Sudanese farmers plow a field on the outskirts of Sudan's eastern city of Gedaref on July 18, 2024. (Photo by AFP)
Sudanese farmers plow a field on the outskirts of Sudan's eastern city of Gedaref on July 18, 2024. (Photo by AFP)

Sudan's Rapid Support Forces agreed with the United Nations on some steps to ease aid delivery in areas under its control, a member of the RSF told Reuters on Thursday.

The Sudanese army has not reached any understandings on aid delivers with the RSF, he added. It is unclear if these steps could be implemented without the army's participation.

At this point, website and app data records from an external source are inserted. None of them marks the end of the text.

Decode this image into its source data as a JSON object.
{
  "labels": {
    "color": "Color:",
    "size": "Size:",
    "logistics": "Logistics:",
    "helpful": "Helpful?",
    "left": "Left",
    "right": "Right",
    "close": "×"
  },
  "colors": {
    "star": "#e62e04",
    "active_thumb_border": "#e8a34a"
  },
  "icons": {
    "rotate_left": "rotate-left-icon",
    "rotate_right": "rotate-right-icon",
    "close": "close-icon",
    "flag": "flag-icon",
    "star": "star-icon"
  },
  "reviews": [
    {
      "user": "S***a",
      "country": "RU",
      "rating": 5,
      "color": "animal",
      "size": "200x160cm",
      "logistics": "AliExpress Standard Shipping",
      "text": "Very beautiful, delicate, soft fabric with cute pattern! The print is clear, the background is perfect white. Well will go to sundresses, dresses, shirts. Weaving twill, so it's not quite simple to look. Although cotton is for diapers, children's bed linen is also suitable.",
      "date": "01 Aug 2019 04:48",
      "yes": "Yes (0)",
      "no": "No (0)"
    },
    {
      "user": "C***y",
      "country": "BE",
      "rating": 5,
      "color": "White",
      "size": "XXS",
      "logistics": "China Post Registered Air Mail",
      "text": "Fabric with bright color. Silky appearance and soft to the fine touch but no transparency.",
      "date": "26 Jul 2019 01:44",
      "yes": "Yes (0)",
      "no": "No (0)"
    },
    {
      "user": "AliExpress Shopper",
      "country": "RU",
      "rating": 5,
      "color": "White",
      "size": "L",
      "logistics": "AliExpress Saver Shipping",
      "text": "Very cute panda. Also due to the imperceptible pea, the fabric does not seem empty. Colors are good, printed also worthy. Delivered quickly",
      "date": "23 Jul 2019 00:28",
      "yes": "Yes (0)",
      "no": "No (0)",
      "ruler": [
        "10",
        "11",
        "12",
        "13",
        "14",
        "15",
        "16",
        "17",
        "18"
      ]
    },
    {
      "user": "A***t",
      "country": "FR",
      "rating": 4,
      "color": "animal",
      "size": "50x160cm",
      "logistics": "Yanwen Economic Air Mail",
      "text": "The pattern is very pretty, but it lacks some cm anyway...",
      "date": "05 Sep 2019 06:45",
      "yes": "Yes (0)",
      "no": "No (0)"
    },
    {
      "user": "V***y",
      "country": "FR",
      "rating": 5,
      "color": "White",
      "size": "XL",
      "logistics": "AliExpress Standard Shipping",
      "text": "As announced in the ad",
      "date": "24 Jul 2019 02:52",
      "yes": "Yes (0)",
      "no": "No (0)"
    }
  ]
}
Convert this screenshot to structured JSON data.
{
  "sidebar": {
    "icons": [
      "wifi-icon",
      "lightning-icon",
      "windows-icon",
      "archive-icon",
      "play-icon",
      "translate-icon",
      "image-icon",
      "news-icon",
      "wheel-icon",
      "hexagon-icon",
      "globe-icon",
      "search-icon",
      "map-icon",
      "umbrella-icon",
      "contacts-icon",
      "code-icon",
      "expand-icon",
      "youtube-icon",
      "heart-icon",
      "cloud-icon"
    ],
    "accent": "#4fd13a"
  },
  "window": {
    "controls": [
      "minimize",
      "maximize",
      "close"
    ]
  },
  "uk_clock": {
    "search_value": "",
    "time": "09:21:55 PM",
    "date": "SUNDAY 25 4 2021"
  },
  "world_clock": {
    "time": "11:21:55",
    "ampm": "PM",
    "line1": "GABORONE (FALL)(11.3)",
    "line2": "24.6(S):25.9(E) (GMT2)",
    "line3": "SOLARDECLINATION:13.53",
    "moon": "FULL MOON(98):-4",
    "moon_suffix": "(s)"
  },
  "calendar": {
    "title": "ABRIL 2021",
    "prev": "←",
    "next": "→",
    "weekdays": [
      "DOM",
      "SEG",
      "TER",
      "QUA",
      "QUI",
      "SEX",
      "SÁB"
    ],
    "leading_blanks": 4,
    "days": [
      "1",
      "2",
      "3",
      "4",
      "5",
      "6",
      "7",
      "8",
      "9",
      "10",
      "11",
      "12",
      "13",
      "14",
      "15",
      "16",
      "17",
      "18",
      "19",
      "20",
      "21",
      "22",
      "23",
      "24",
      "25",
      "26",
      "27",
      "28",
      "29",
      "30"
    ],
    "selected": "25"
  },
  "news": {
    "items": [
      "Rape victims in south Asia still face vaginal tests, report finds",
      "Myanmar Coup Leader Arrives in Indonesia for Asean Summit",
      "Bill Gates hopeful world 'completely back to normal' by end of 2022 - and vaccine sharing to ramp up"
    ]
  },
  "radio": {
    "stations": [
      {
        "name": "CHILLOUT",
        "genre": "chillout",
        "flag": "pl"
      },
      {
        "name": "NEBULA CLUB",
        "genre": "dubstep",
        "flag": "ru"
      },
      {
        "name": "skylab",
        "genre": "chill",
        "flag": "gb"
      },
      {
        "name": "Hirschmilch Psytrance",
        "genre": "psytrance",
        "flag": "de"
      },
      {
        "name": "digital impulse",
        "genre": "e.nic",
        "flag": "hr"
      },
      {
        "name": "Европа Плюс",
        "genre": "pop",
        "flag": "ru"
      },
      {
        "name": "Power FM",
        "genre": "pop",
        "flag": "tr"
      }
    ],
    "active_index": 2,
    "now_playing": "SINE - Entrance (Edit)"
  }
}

Meanwhile, a key supply route into Sudan's Darfur region, deemed at risk of famine by a global monitor, has been cut off due to heavy rains, a World Food Program official told Reuters on Thursday.
The UN agency has described Sudan as the world's biggest hunger crisis, with the western Darfur region most at risk as Sudan's 15-month civil war that has displaced millions and sparked ethnic violence grinds on.
WFP's Country Director Eddie Rowe said thousands of tons of aid are stranded at the Tina crossing on the Chad border, prompting the body to reopen talks with the army-aligned government to open an alternative, all-weather crossing further south called Adre.
"You have these huge rivers. As I speak now, our convoy, which is supposed to move over 2000 metric tons is stranded," he told Reuters from Port Sudan. Asked on the status of the talks that resumed this week, he said: "It's 50/50.”
WFP is now seeking clearances to move a large 70-truck convoy via a little-used, over 1000 kilometer route from Port Sudan to Darfur which Rowe said will involve crossing the battle lines of both the Sudan Armed Forces, the Rapid Support Forces and various militias.
He added that this mostly desert route has worked in the past but outside of the rainy season and that the last journey took weeks and was "fraught with a lot of challenges.”
In a separate interview, Mona Rishmawi, a member of the UN Fact-Finding Mission on Sudan, told Reuters that she had met Darfur refugees in Chad who told her stories of escaping with virtually no water and eating grass along the route. "There's no doubt that people are starving," she said.